**WHAT THE TASK REQUIRES:**
The answer must be an exact copy of all the data below.

Entries from a dataset of interfaces
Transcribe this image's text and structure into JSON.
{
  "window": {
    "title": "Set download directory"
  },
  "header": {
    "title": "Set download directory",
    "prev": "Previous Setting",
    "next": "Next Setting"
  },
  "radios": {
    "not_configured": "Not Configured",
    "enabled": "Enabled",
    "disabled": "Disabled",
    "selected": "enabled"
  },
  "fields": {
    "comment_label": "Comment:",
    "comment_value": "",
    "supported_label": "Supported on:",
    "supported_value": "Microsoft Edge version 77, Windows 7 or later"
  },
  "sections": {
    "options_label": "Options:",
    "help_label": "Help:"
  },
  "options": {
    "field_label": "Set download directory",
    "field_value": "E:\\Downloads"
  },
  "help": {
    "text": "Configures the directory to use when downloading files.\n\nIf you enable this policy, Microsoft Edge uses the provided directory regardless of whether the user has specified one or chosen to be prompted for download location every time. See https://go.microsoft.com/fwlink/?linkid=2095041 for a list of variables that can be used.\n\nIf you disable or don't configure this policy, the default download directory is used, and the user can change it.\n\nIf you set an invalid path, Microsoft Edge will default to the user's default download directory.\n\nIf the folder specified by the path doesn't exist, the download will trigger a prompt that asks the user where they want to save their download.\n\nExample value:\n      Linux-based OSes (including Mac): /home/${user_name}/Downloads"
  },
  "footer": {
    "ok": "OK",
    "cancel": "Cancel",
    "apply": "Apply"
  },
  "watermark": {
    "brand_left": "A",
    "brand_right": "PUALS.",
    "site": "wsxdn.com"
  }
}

**TASK RESPONSE:**
Transcribe this image's text and structure into JSON.
{
  "window": {
    "title": "Set download directory"
  },
  "header": {
    "title": "Set download directory",
    "prev": "Previous Setting",
    "next": "Next Setting"
  },
  "radios": {
    "not_configured": "Not Configured",
    "enabled": "Enabled",
    "disabled": "Disabled",
    "selected": "enabled"
  },
  "fields": {
    "comment_label": "Comment:",
    "comment_value": "",
    "supported_label": "Supported on:",
    "supported_value": "Microsoft Edge version 77, Windows 7 or later"
  },
  "sections": {
    "options_label": "Options:",
    "help_label": "Help:"
  },
  "options": {
    "field_label": "Set download directory",
    "field_value": "E:\\Downloads"
  },
  "help": {
    "text": "Configures the directory to use when downloading files.\n\nIf you enable this policy, Microsoft Edge uses the provided directory regardless of whether the user has specified one or chosen to be prompted for download location every time. See https://go.microsoft.com/fwlink/?linkid=2095041 for a list of variables that can be used.\n\nIf you disable or don't configure this policy, the default download directory is used, and the user can change it.\n\nIf you set an invalid path, Microsoft Edge will default to the user's default download directory.\n\nIf the folder specified by the path doesn't exist, the download will trigger a prompt that asks the user where they want to save their download.\n\nExample value:\n      Linux-based OSes (including Mac): /home/${user_name}/Downloads"
  },
  "footer": {
    "ok": "OK",
    "cancel": "Cancel",
    "apply": "Apply"
  },
  "watermark": {
    "brand_left": "A",
    "brand_right": "PUALS.",
    "site": "wsxdn.com"
  }
}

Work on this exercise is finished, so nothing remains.